Tangible progress was made for human rights at ICANN during its 63rd meeting, held in Barcelona from 20-25 October. Some highlights:
- CCWG-Acc Work Stream 2 recommendations have now been approved by all Supporting Organizations and Advisory Committees. The next step is final approval from the Board, at which point the Human Rights Bylaw will become activated.
- ICANN CEO Göran Marby mentioned their organizational HRIA in his opening remarks during the ICANN63 Welcome Ceremony, clearly citing the community’s success in putting human rights on the agenda. (video, starts at 41:56; more information about ICANN’s HRIA available here)
- HRIAs were also major topic in the NCSG’s meeting with the ICANN Board, where we confirmed that both the methodology and the unredacted results from the assessment will be made public once it has wrapped up. (video, starts at 33:38)

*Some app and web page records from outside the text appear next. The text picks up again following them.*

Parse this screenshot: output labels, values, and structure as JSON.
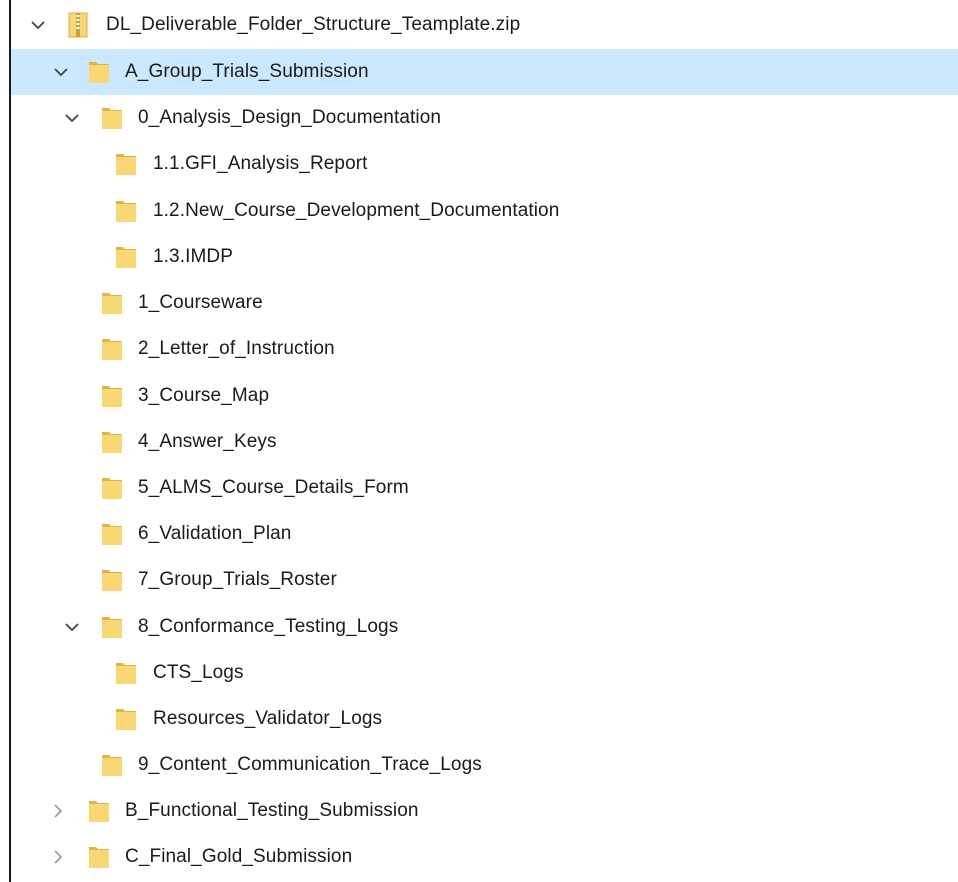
{
  "tree": {
    "root": {
      "label": "DL_Deliverable_Folder_Structure_Teamplate.zip",
      "icon": "zip-folder-icon",
      "expanded": true
    },
    "items": [
      {
        "label": "A_Group_Trials_Submission",
        "icon": "folder-icon",
        "expanded": true,
        "selected": true
      },
      {
        "label": "0_Analysis_Design_Documentation",
        "icon": "folder-icon",
        "expanded": true
      },
      {
        "label": "1.1.GFI_Analysis_Report",
        "icon": "folder-icon"
      },
      {
        "label": "1.2.New_Course_Development_Documentation",
        "icon": "folder-icon"
      },
      {
        "label": "1.3.IMDP",
        "icon": "folder-icon"
      },
      {
        "label": "1_Courseware",
        "icon": "folder-icon"
      },
      {
        "label": "2_Letter_of_Instruction",
        "icon": "folder-icon"
      },
      {
        "label": "3_Course_Map",
        "icon": "folder-icon"
      },
      {
        "label": "4_Answer_Keys",
        "icon": "folder-icon"
      },
      {
        "label": "5_ALMS_Course_Details_Form",
        "icon": "folder-icon"
      },
      {
        "label": "6_Validation_Plan",
        "icon": "folder-icon"
      },
      {
        "label": "7_Group_Trials_Roster",
        "icon": "folder-icon"
      },
      {
        "label": "8_Conformance_Testing_Logs",
        "icon": "folder-icon",
        "expanded": true
      },
      {
        "label": "CTS_Logs",
        "icon": "folder-icon"
      },
      {
        "label": "Resources_Validator_Logs",
        "icon": "folder-icon"
      },
      {
        "label": "9_Content_Communication_Trace_Logs",
        "icon": "folder-icon"
      },
      {
        "label": "B_Functional_Testing_Submission",
        "icon": "folder-icon",
        "expanded": false
      },
      {
        "label": "C_Final_Gold_Submission",
        "icon": "folder-icon",
        "expanded": false
      }
    ]
  },
  "colors": {
    "selection": "#cce8ff",
    "folder_body": "#f8d775",
    "folder_back": "#e0b44a",
    "text": "#1a1a1a",
    "chevron": "#444444"
  }
}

ICANN org’s engagement with human rights sets a positive example in the DNS and the tech sector more broadly. However, it’s important to reiterate that ICANN’s HRIA does not cover DNS policy. As identified in the CCWP-HR’s latest paper, ICANN Policy and Human Rights: A Primer on Current GNSO Policy Development Processes, DNS policy directly impacts the human rights of both registrants and internet users at large. Therefore, it’s important for the ICANN community to continue working to assess the impact of ICANN’s policies and ensure that they live up to the Human Rights Bylaw.
** ICANN policy HRIAs will be the focus of our workshop during the UN Internet Governance Forum Wednesday 14 November in Paris — contributions to the session are highly encouraged, and remote participation will be available.
More broadly speaking, there are currently many conversations underway within the ICANN community about improving the efficiency and effectiveness of consensus-based community policy development processes. During the CCWP-HR’s September call, the GNSO’s “PDP 3.0” and its articulation with the Human Rights Bylaw was a topic of conversation. More recently, presentations on diversity and transparency in Barcelona sparked a lively exchange on the relationship between bottom-up consensus-based processes and standards for legitimacy and accountability. The evolution of ICANN’s multistakeholder model — particularly as it relates to the new community standards for human rights, diversity, transparency, and accountability — will be an important topic to keep track of as conversations evolve.